The Creative Habit, by Twyla Tharp. I had just seen her speak at USC on Tuesday (something else I wanted to write about), so this was fresh on my mind. I didn't get the book then, I guess so I could get the hardcover for free. Right place at right time.

Dishwasher, by Pete Jordan, a memoir about washing dishes in all 50 states. I've heard him on This American Life, so I've been intrigued, and now I get to read his book. I guess I love,too, that now he's a bicycle mechanic and writer in Amsterdam. How would someone like that not write an interesting book?

Lost, by Gregory Maguire. By the author of Wicked, it's his take on A Christmas Carol. I did like Wicked, a surprisingly dense read, so I'm looking forward to this. I haven't read any of his other stuff. And mint hardcover first edition, so we love that.

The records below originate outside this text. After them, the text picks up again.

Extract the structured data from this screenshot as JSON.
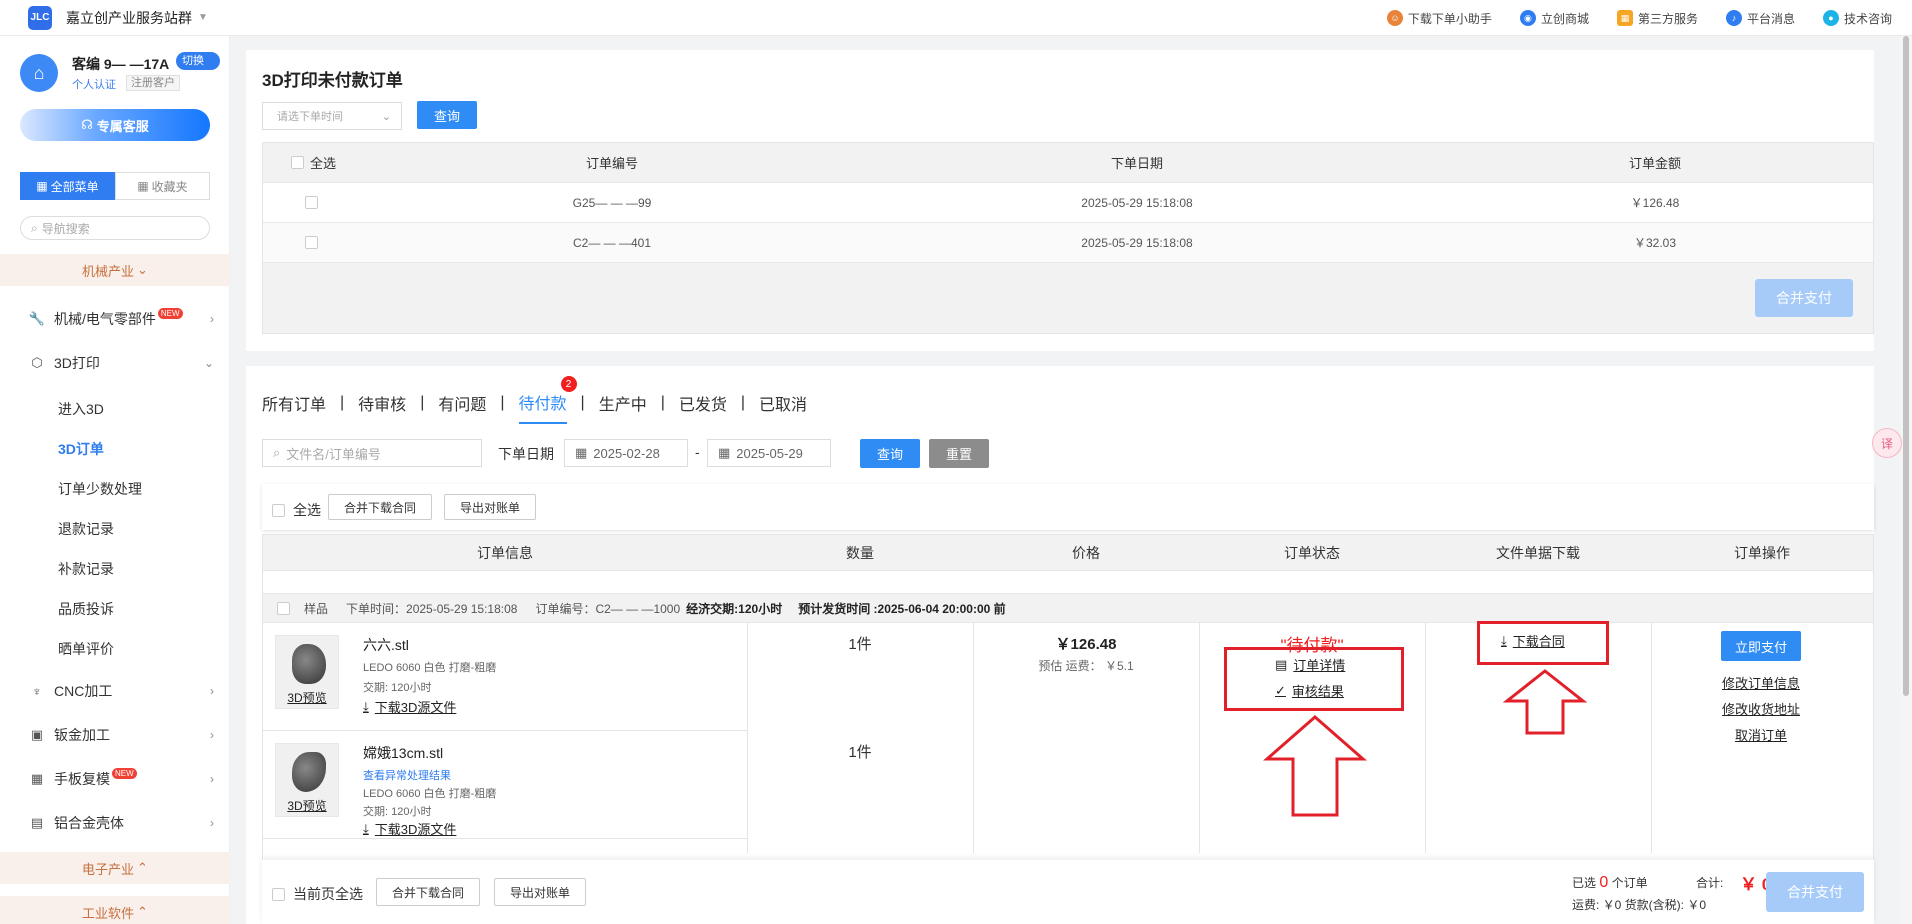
{
  "topbar": {
    "logo": "JLC",
    "site_name": "嘉立创产业服务站群",
    "links": [
      {
        "label": "下载下单小助手",
        "icon": "assistant-icon",
        "color": "#e8833a"
      },
      {
        "label": "立创商城",
        "icon": "mall-icon",
        "color": "#2f7df0"
      },
      {
        "label": "第三方服务",
        "icon": "grid-icon",
        "color": "#f5a623"
      },
      {
        "label": "平台消息",
        "icon": "bell-icon",
        "color": "#2f7df0"
      },
      {
        "label": "技术咨询",
        "icon": "chat-icon",
        "color": "#1db3e6"
      }
    ]
  },
  "sidebar": {
    "customer_id": "客编 9—  —17A",
    "switch_label": "切换 ⇄",
    "verify_label": "个人认证",
    "reg_label": "注册客户",
    "service_label": "专属客服",
    "tab_all": "全部菜单",
    "tab_fav": "收藏夹",
    "search_placeholder": "导航搜索",
    "sec_mech": "机械产业",
    "items": [
      {
        "label": "机械/电气零部件",
        "new": "NEW"
      },
      {
        "label": "3D打印"
      },
      {
        "label": "CNC加工"
      },
      {
        "label": "钣金加工"
      },
      {
        "label": "手板复模",
        "new": "NEW"
      },
      {
        "label": "铝合金壳体"
      }
    ],
    "sub_items": [
      "进入3D",
      "3D订单",
      "订单少数处理",
      "退款记录",
      "补款记录",
      "品质投诉",
      "晒单评价"
    ],
    "sec_elec": "电子产业",
    "sec_soft": "工业软件"
  },
  "unpaid": {
    "title": "3D打印未付款订单",
    "date_placeholder": "请选下单时间",
    "query_label": "查询",
    "headers": {
      "select_all": "全选",
      "order_no": "订单编号",
      "date": "下单日期",
      "amount": "订单金额"
    },
    "rows": [
      {
        "order_no": "G25—  —  —99",
        "date": "2025-05-29 15:18:08",
        "amount": "￥126.48"
      },
      {
        "order_no": "C2—   —  —401",
        "date": "2025-05-29 15:18:08",
        "amount": "￥32.03"
      }
    ],
    "merge_pay": "合并支付"
  },
  "orders": {
    "tabs": [
      {
        "label": "所有订单"
      },
      {
        "label": "待审核"
      },
      {
        "label": "有问题"
      },
      {
        "label": "待付款",
        "badge": "2"
      },
      {
        "label": "生产中"
      },
      {
        "label": "已发货"
      },
      {
        "label": "已取消"
      }
    ],
    "search_placeholder": "文件名/订单编号",
    "date_label": "下单日期",
    "date_from": "2025-02-28",
    "date_to": "2025-05-29",
    "date_sep": "-",
    "query_label": "查询",
    "reset_label": "重置",
    "select_all": "全选",
    "merge_contract": "合并下载合同",
    "export_bill": "导出对账单",
    "headers": [
      "订单信息",
      "数量",
      "价格",
      "订单状态",
      "文件单据下载",
      "订单操作"
    ],
    "meta": {
      "sample": "样品",
      "time": "下单时间：2025-05-29 15:18:08",
      "order_no": "订单编号：C2—   —  —1000",
      "lead": "经济交期:120小时",
      "ship_time": "预计发货时间 :2025-06-04 20:00:00 前"
    },
    "items": [
      {
        "name": "六六.stl",
        "spec": "LEDO 6060  白色 打磨-粗磨",
        "lead": "交期: 120小时",
        "download": "下载3D源文件",
        "preview": "3D预览",
        "qty": "1件"
      },
      {
        "name": "嫦娥13cm.stl",
        "abnormal": "查看异常处理结果",
        "spec": "LEDO 6060  白色 打磨-粗磨",
        "lead": "交期: 120小时",
        "download": "下载3D源文件",
        "preview": "3D预览",
        "qty": "1件"
      }
    ],
    "price": "￥126.48",
    "ship_fee": "预估 运费：  ￥5.1",
    "status": "\"待付款\"",
    "detail_link": "订单详情",
    "review_link": "审核结果",
    "contract_link": "下载合同",
    "pay_now": "立即支付",
    "modify_info": "修改订单信息",
    "modify_addr": "修改收货地址",
    "cancel": "取消订单"
  },
  "footer": {
    "page_select_all": "当前页全选",
    "merge_contract": "合并下载合同",
    "export_bill": "导出对账单",
    "selected_prefix": "已选",
    "selected_count": "0",
    "selected_suffix": "个订单",
    "fees": "运费: ￥0    货款(含税): ￥0",
    "total_label": "合计:",
    "total_value": "￥ 0",
    "merge_pay": "合并支付"
  },
  "float_translate": "译",
  "colors": {
    "primary": "#2f8cf5",
    "accent_red": "#f02020",
    "highlight_box": "#e2202a",
    "section_orange": "#c7703d"
  }
}
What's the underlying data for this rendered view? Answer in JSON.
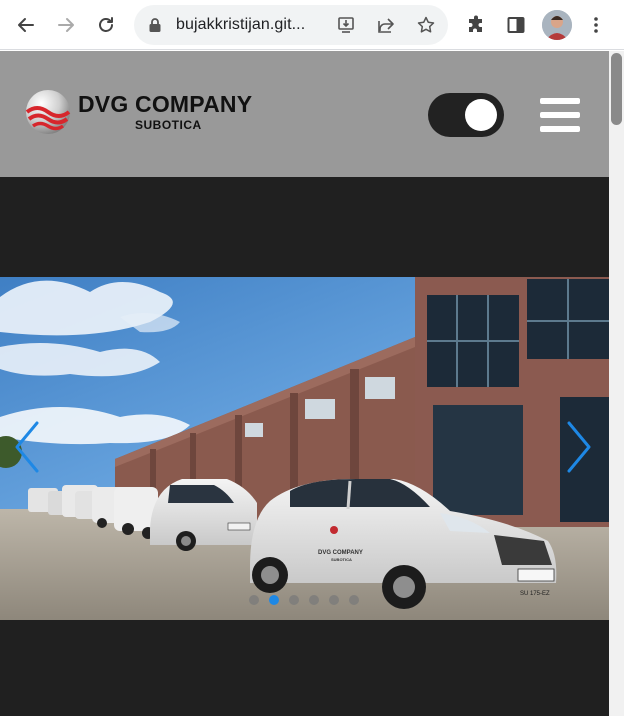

Varieties of Disturbance by Lydia Davis. This is a book of stories, and it was a finalist for the National Book Award, so I figure it must be pretty good. The book is certainly covered with praise. I got it because of the Grace Paley quote, "Davis is the kind of writer about whom you say, 'Oh, at last!'" No small praise.

And then this wierd little book called "Bill Nye's Comic History of the U.S." illustrated by F. Opper. It's blue with red and white embossing, and looks like it was printed in the 40's or 50's, but the publishing information just says "Copyright 1894, by J. Lippincott and Company". I imagine it's a reprint, but it's bizarre. And the original was blue clothbound, like this. Maybe I just picked up a $35 original! And, once again, it's free.

So it looks like I'm in books for a while. Fun!


Elizabeth said...

Wow on the Lydia Davis. I haven't read her but just read about her and tried to download on the Kindle but it wasn't available. And the #1 Ladies Detective Agency is actually wonderful. I read a few after the first and grew tired of them, but he's a terrific writer and the main character has a kick-ass voice. Thanks for telling us about his -- I wish that I had been there. Maybe next year...

Criticlasm said...

I will definitely pass on the Lydia Davis to you once I'm done with it. And I'll let you know.

Elizabeth said...

I bought the complete collection of Lydia Davis that is just out, and have begun reading them. They're shocking -- and I love them. I can't believe that I've never heard of them and read, today, about her illustrious literary pedigree (in the Sunday LA Times). Other books: Matthew Fiennes' The Music Room (a memoir about growing up in an 800 year old English castle and an older, epileptic brother).

Criticlasm said...

oh--that sounds really good. Rehearsals for this play now weeknights, so with that and working my reading time is strictly limited. I'm thinking about suspending my TV and just taking that time to read--lol.